We always aspire for a perfectionism.
Especially for things that we care a lot, we want it to be perfect. Be it your first date, your wedding, initial setup for your brand-new mobile phone, your first job interview…the list goes on.
Unfortunately, perfectionism tends to have more negative effects than positive ones. It sets you back. It gives you an excuse not to take the next step. Like “Oh, it’s still not perfect, I’m still working on it, so I cannot move on….”
But the more time you spend, the harder it becomes to complete because now the expectation is higher. It traps you into a vicious cycle.
The key to avoiding this is to let go of your perfectionism.
Get used to being imperfect. Embrace being imperfect. When you think about learning how to ski, it’s pretty clear that you have to try by yourself, right? You end up falling down a lot, but that’s just part of the learning process.
We seem to forget this when it comes to intellectual activities such as learning UX.
Whether you take college programs or bootcamp or on your own, the important thing is you actually work on projects by yourself. The more you try by yourself, the better you will become.
You should start trying before you feel you are fully ready.

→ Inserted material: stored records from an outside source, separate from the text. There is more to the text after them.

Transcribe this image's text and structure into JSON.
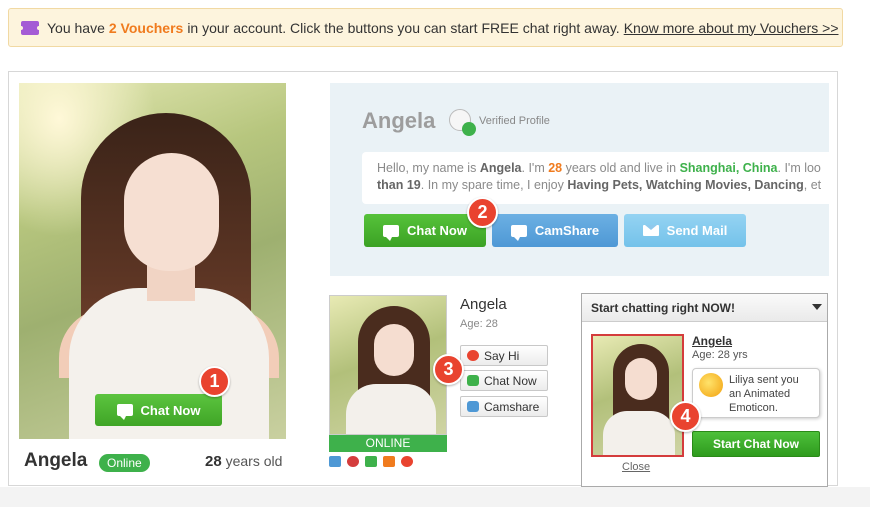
{
  "voucher_bar": {
    "prefix": "You have",
    "count": "2 Vouchers",
    "suffix": "in your account. Click the buttons you can start FREE chat right away.",
    "link": "Know more about my Vouchers >>"
  },
  "main_photo": {
    "chat_button": "Chat Now",
    "badge": "1"
  },
  "profile": {
    "name": "Angela",
    "status": "Online",
    "age_number": "28",
    "age_suffix": "years old"
  },
  "info_panel": {
    "name": "Angela",
    "verified_label": "Verified Profile",
    "bio": {
      "t1": "Hello, my name is",
      "name": "Angela",
      "t2": ". I'm",
      "age": "28",
      "t3": "years old and live in",
      "city": "Shanghai, China",
      "t4": ". I'm loo",
      "t5": "than 19",
      "t6": ". In my spare time, I enjoy",
      "hobbies": "Having Pets, Watching Movies, Dancing",
      "t7": ", et"
    },
    "buttons": {
      "chat": "Chat Now",
      "camshare": "CamShare",
      "mail": "Send Mail"
    },
    "badge": "2"
  },
  "small_profile": {
    "name": "Angela",
    "age": "Age: 28",
    "online": "ONLINE",
    "buttons": {
      "say_hi": "Say Hi",
      "chat": "Chat Now",
      "camshare": "Camshare"
    },
    "badge": "3",
    "icons": [
      "mail-icon",
      "flower-icon",
      "phone-icon",
      "gift-icon",
      "heart-icon"
    ]
  },
  "chat_widget": {
    "title": "Start chatting right NOW!",
    "name": "Angela",
    "age": "Age: 28 yrs",
    "notice": "Liliya sent you an Animated Emoticon.",
    "start_button": "Start Chat Now",
    "close": "Close",
    "badge": "4"
  },
  "colors": {
    "accent_orange": "#f07b1e",
    "green": "#3eb14b",
    "badge_red": "#e9432f",
    "blue": "#4e98d5"
  }
}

In fact, you will probably learn a lot more, a lot faster this way.
In order to do so, you need to let go of your perfectionism, and feel comfortable enough being imperfect and try.
It’s interestingly counter-intuitive, but it’s true.
In today’s UX practice, we put rough prototypes in front of users to quickly find out if it works for the users or not. It’s important to do this earlier than later so that you can “fail fast”.
As a result, you learn problems quicker, iterate quicker, which leads to a better design quicker before investing too much time.
When you are learning to become a UX designer, it’s the same thing. In this case, you are “a UX designer prototype” yourself! To improve yourself quicker, it’s better to actually work with PM, engineers, other UX designers, UX researchers on a UX project, earlier than later.
This is the most valuable way to learn what works and what doesn’t. You may get critical feedback, sometimes even harsh ones.But that’s OK. Those are all part of the learning process. Just like falling down painfully while practicing how to ski…
Try for yourself early and fail fast!